In the case of king Asoka we only read positive descriptions, almost to a fanatical level, even from historians. For this reason I will give a critical analysis in which I try to explore the possibility that Asoka might have had both positive and negative effects on the future of Buddhism, and that – perhaps – he wasn’t even an exceptionally good lay-follower of the Buddhist Sangha. When trying to get an idea of who king Asoka was, and what his values were, we only have two kinds of sources to rely on: 1) the historical evidences left behind by himself, in the form of inscriptions on rocks and stone pillars, and 2) the myths and legends about him found in chronicles of all Buddhist traditions. Since Asoka himself composed the former, in an attempt to appear as a perfect ruler, and Buddhists who exaggerated Asoka’s purity to elevate Buddhism as a superior religion wrote the latter, we cannot trust any of these sources’ objectivity. However, to make an analysis of the king’s negative influence on Buddhism we just need to read his edicts with a slightly more critical mind than we are used to.
Hindus believe in the Vedas, a holy Hindu book, but Buddhists do not believe in any Hindu texts. As previously mentioned, Hinduism is based on a caste system, but Buddhists believe anyone can achieve Nirvana, and reject the hierarchy and exclusivity of the

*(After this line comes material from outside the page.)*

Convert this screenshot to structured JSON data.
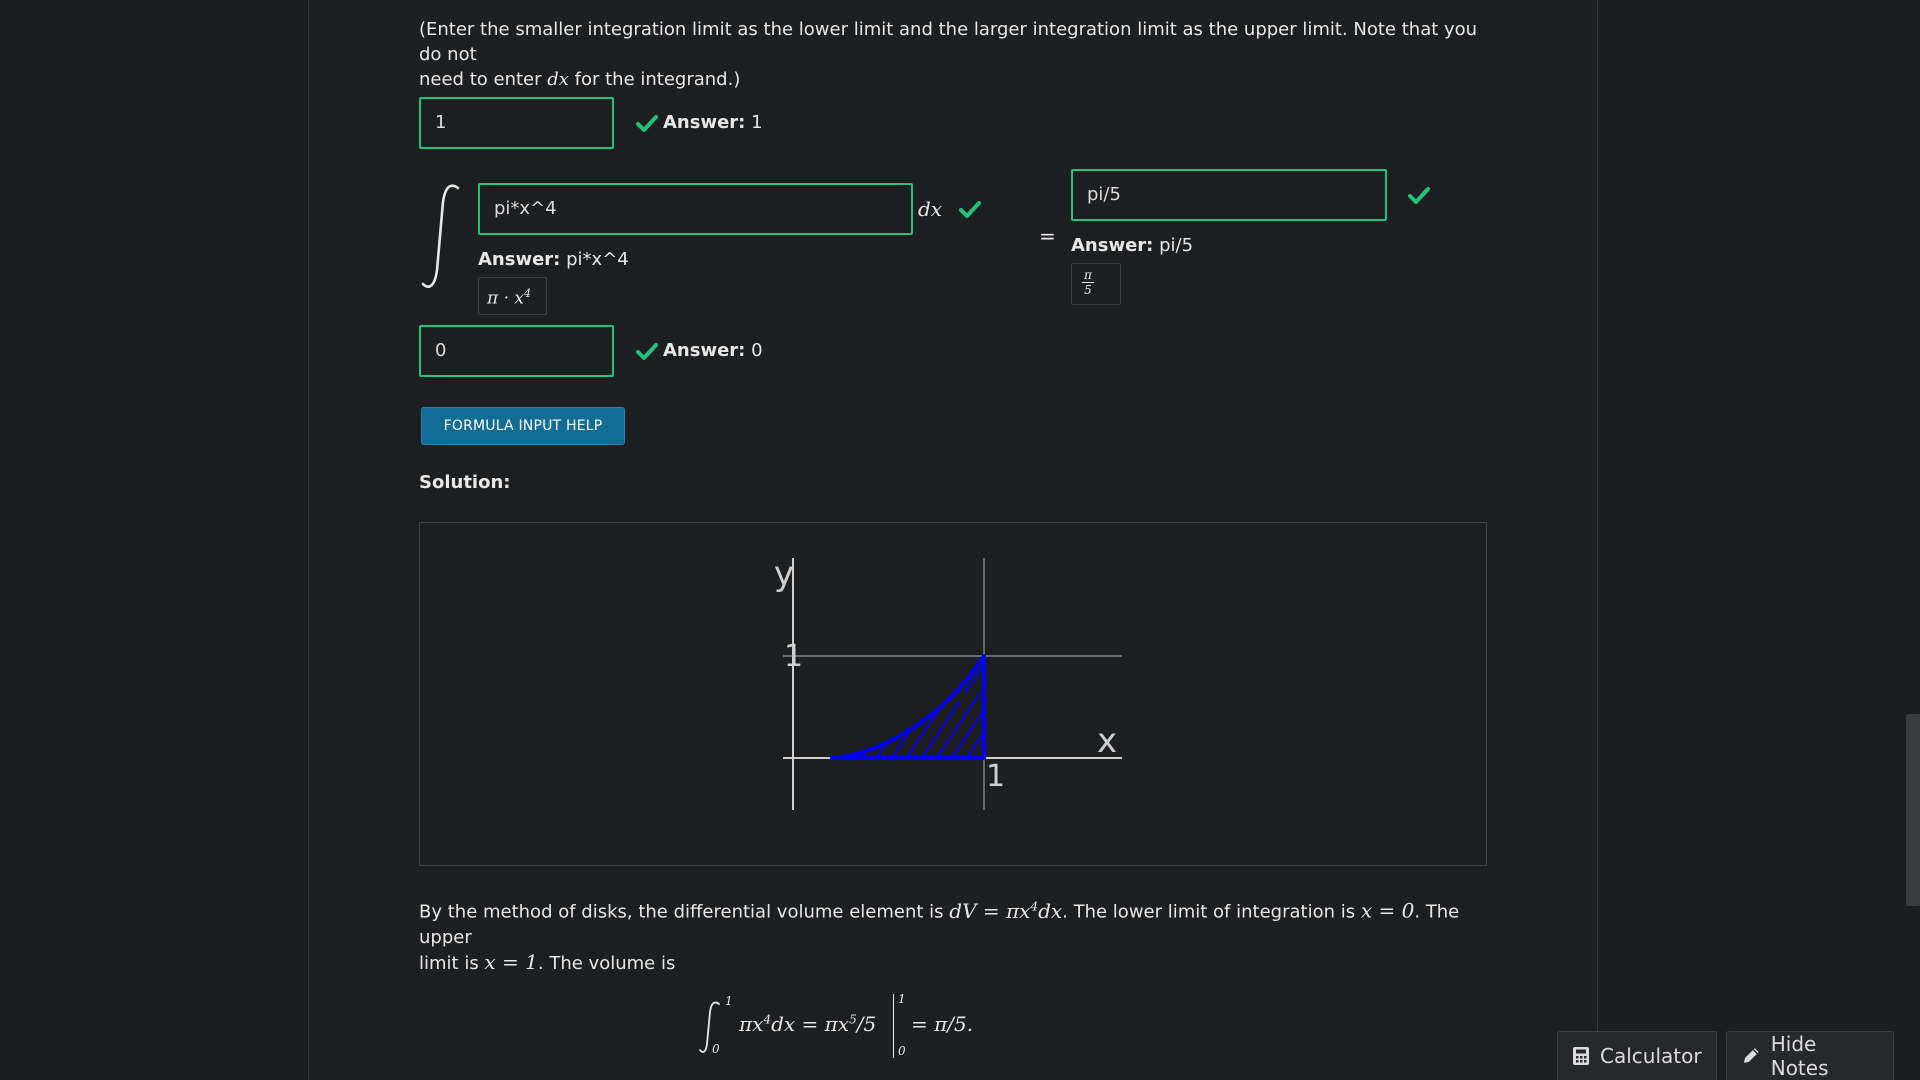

Buddhism on the other hand has a definite founder, Siddhartha Gautama who is otherwise known as the Buddha or Enlightened One who lived from 565 to 483 B.C. Siddhartha Gautama was a Hindu who found Hindu theology lacking and after years of searching for truth created a religion now known as Buddhism. Due to some basic similarities, the two religions have much in common, but in other ways they differ immensely. The concept of a god or gods in Buddhism is almost nonexistent and because of this some people do not believe it is a true religion. Hindus have many gods governing different aspects of Hindu life.